Musical instruments have changed a lot during the last few centuries. Composers like Johann Sebastian Bach (1685-1750) wrote music for instruments which sounded different from the way they do today. Although most of the orchestral instruments we use nowadays were already in use in Bach’s day, instrument makers have made changes to them. These changes often gave the instruments a bigger sound so that they could be heard well in big concert halls. Orchestras also got bigger and bigger.
During the 20th century musicians started to realize that the way we play the music of Bach and other composers from the past was making the music sound rather different from the way it would first have been heard. People became interested in hearing what the music would have sounded like back in the 17th and early 18th centuries (the Baroque period). Very few of the old instruments still existed and those that had survived had been “modernized”. So instrument makers started to make instruments in the old ways. Some musicians and orchestras started to play these instruments. The instruments are often called “period instruments” (or "authentic instruments" or "historical instruments") because they are made so that they are like instruments of older periods of history.
Development of the Instruments[change | change source]
Today's instruments of the string family (violin, viola, cello and double bass) may look almost the same as the old ones, but there are differences: the old fingerboards were shorter and the strings used to be made of gut, not metal. The bows were shaped differently, and the technique of playing was also different.

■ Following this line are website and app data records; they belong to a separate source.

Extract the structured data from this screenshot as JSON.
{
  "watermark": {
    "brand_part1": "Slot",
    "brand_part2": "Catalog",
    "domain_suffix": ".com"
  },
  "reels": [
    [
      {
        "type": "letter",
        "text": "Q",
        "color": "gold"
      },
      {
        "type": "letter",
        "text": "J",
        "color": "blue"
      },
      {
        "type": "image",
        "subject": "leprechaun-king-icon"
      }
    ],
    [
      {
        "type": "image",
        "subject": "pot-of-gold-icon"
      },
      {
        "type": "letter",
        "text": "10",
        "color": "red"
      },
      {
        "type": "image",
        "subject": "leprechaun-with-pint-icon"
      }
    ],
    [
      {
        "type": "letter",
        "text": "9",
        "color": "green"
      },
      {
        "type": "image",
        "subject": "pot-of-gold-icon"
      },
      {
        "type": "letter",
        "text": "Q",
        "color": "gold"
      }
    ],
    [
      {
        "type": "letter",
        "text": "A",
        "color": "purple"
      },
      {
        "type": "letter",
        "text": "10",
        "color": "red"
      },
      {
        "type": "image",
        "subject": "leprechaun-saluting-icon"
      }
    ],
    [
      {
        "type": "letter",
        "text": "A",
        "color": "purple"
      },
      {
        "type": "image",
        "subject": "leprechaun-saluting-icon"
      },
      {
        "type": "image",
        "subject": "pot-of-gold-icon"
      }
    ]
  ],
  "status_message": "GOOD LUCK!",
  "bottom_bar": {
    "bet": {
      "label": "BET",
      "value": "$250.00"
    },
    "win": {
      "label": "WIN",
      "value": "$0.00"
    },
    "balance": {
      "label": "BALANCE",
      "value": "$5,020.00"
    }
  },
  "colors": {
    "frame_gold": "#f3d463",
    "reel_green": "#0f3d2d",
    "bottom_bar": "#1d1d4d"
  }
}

Woodwind instruments have changed a lot since the old times. Flutes, oboes and bassoons hardly had any keys (the metal keys which help to cover the holes). The keys were added in the 18th century and it made it much easier to play difficult music with lots of sharps and flats. Clarinets were not invented until the late 18th century, but even they have developed a lot since Mozart’s time (1756-1791).
Brass instruments like the trumpet and French horn now have valves which make it easier to play in different keys. The trombone is the only instrument which has not changed. The tuba was invented in the early 19th century.
Baroque keyboard instruments included the harpsichord and clavichord. The piano was invented during the 18th century. It still sounded very different when Mozart wrote for it. The frame was made of wood, not of cast iron, and the hammers had leather heads instead of felt. A modern piano sounds quite different.
Modern interest in period instruments[change | change source]
The interest in period instruments started in the mid 20th century. People like Wanda Landowska played Baroque keyboard music on the harpsichord instead of the piano. Conductors like Nicholas Harnoncourt have trained small orchestras to play on period instruments using techniques which were used in Baroque times. Gradually musicians also started using period instruments for music from the Classical music period (the time of Mozart and Beethoven). Even in the mid 18th century the modern orchestra had not yet evolved. In recent years conductors like John Elliot Gardiner have performed music by Hector Berlioz on period instruments. There are now many small instrumental groups and orchestras who regularly perform on period instruments e.g. The English Concert and the English Baroque Soloists.
Evaluation[change | change source]
Does old music sound better on period instruments? Musicians do not all agree about this question and they still argue a lot about the way that some of the music should be played. However, it is important to listen to the way that period instruments are played. Musicians such as the violinist Andrew Manze have done a lot of research in old books and old music and have done a lot to make people rethink the way in which music from former centuries should be performed.